Inventories Rise; Production Cutbacks Expected
“The implication is that production is going to slow some more in the second half of the year,” said economist Bruce Steinberg of Merrill Lynch Capital Markets in New York.
“It could imply a small inventory correction in the second half,” said James Annable, an economist at the First National Bank of Chicago.
The May business activity produced a slight increase in the ratio of inventories to sales. It was 1.5, meaning it would take 1 1/2 months to exhaust inventories at the May sales pace. The ratio was 1.49 in April and 1.51 in March.
Analysts noted that the buildup was most felt in the retail area, where the economy has slowed the most as the Federal Reserve tightened credit to contain inflation. Inventories were up 0.9%, compared to a sales decrease of 0.1%.
“I’m starting to wonder whether retailer inventories are getting out of hand,” said Michael Niemira, an economist at Mitsubishi Bank in New York. “The numbers suggest they’re growing a little too fast.”
The automobile industry, which has seen new car inventories swell, already has reduced production at some factories. The Commerce Department said auto inventories rose 0.9% in May while sales dropped 1.8% from April.
But even without the automobile category, inventories rose 0.9% in May.
Other major inventory increases were noted at department and clothing stores, Steinberg said. Overall, general merchandise inventories rose 2.2%.
All categories showed increased inventories in May, however.
In addition to the 0.9% increase in the retail area, manufacturers’ backlogs were up 0.6% while wholesalers’ buildup was 0.8%. Inventories were 8.1% above the level in May, 1988.

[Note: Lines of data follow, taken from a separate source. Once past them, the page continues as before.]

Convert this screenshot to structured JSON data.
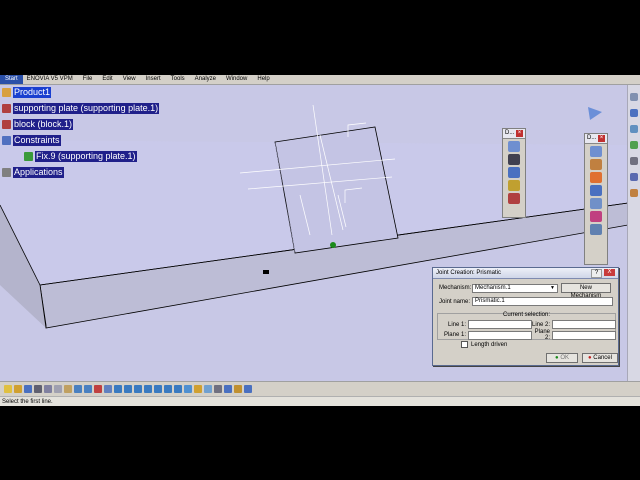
{
  "menubar": {
    "items": [
      "Start",
      "ENOVIA V5 VPM",
      "File",
      "Edit",
      "View",
      "Insert",
      "Tools",
      "Analyze",
      "Window",
      "Help"
    ]
  },
  "tree": {
    "root": "Product1",
    "items": [
      {
        "label": "supporting plate (supporting plate.1)"
      },
      {
        "label": "block (block.1)"
      },
      {
        "label": "Constraints"
      },
      {
        "label": "Fix.9 (supporting plate.1)"
      },
      {
        "label": "Applications"
      }
    ]
  },
  "palettes": {
    "left_title": "D...",
    "right_title": "D..."
  },
  "dialog": {
    "title": "Joint Creation: Prismatic",
    "help": "?",
    "close": "X",
    "mechanism_label": "Mechanism:",
    "mechanism_value": "Mechanism.1",
    "new_mechanism": "New Mechanism",
    "joint_name_label": "Joint name:",
    "joint_name_value": "Prismatic.1",
    "current_selection": "Current selection:",
    "line1_label": "Line 1:",
    "line2_label": "Line 2:",
    "plane1_label": "Plane 1:",
    "plane2_label": "Plane 2:",
    "length_driven": "Length driven",
    "ok": "OK",
    "cancel": "Cancel"
  },
  "status": {
    "text": "Select the first line."
  },
  "colors": {
    "viewport_bg": "#c8c8e6",
    "tree_highlight": "#20208a",
    "dialog_bg": "#d4d0c8"
  }
}
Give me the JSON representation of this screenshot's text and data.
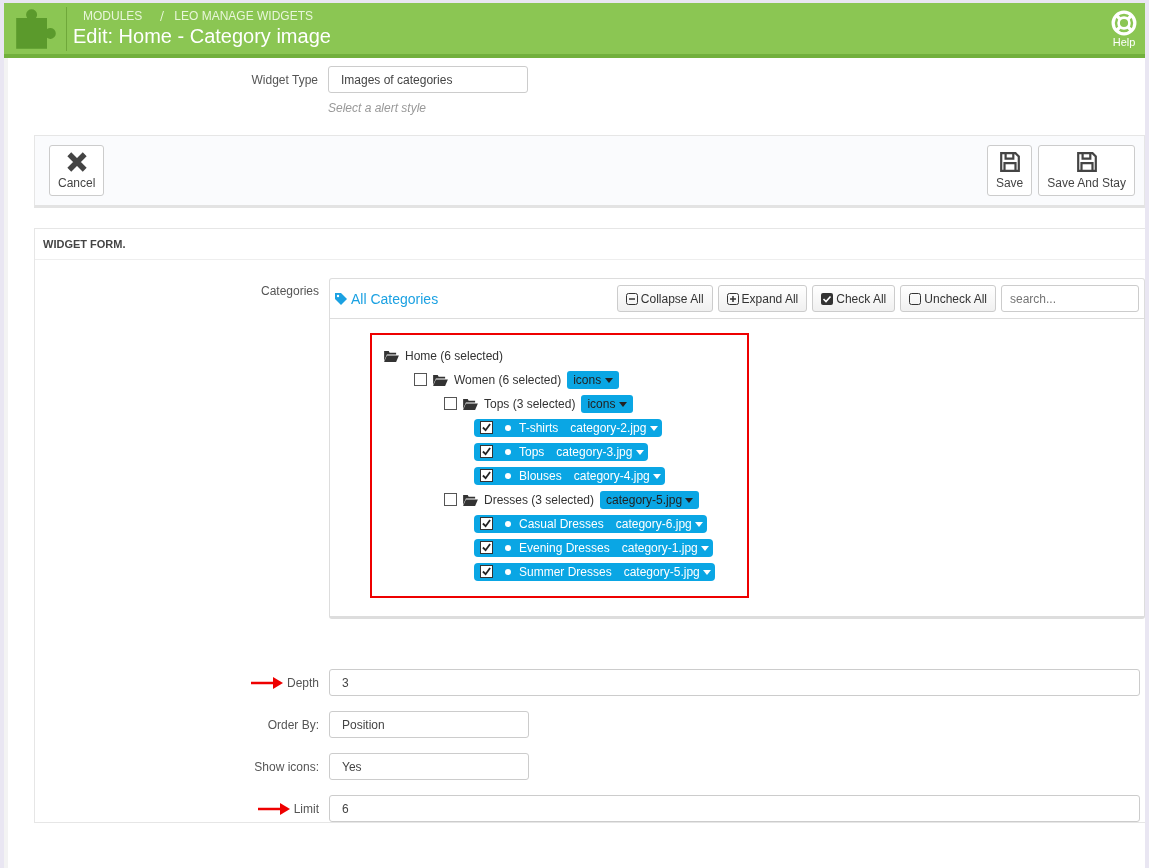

Wholesalers registered the only sales increase in May, up 0.5%. Manufacturers’ sales fell 0.2% and retailers’ were down 0.1%. Sales rose 8.2% over May of last year.